### GOAL OF THE EXERCISE
A complete answer includes every line below with the word "Select".

### DATA EXTRACTS
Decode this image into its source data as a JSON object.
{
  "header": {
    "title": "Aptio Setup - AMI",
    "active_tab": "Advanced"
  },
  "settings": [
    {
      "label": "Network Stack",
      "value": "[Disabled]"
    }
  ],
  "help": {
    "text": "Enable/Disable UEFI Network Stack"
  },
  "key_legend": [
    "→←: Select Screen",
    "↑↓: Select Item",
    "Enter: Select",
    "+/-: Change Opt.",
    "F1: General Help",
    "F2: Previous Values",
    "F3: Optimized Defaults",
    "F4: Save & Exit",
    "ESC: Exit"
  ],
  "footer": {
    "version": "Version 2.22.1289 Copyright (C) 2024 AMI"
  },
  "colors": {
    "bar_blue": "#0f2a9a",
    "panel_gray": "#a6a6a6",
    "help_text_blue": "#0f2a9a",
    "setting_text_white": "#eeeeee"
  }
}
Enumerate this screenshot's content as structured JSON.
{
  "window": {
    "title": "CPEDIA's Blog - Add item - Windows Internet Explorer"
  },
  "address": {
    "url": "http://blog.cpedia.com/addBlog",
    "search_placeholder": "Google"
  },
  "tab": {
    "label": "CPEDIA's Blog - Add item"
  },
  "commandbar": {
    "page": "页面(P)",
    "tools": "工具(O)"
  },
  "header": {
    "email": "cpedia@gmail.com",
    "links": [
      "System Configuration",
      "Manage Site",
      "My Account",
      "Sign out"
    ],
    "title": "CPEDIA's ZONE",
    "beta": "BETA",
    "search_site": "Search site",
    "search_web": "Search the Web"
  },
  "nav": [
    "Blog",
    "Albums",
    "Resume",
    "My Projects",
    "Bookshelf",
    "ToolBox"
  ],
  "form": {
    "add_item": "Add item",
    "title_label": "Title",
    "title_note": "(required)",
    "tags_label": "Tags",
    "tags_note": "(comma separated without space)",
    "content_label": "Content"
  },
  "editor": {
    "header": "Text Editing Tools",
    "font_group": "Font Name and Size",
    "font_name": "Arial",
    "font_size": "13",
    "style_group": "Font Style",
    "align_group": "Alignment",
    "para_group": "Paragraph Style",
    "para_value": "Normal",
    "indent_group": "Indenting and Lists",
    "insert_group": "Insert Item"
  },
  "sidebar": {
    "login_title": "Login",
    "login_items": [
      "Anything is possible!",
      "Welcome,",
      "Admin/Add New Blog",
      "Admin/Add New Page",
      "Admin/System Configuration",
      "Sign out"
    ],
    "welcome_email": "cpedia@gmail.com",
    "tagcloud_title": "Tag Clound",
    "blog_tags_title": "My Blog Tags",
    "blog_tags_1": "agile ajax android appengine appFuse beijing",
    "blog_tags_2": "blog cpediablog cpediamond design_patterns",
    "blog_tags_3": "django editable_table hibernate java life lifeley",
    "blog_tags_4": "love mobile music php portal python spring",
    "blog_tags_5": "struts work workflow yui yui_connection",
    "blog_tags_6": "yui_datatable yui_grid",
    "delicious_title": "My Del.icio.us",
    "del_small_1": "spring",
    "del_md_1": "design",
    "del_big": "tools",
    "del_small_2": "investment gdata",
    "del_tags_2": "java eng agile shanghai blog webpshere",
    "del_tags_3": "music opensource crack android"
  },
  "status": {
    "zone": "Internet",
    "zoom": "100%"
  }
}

### EXERCISE OUTPUT
    "→←: Select Screen",
    "↑↓: Select Item",
    "Enter: Select",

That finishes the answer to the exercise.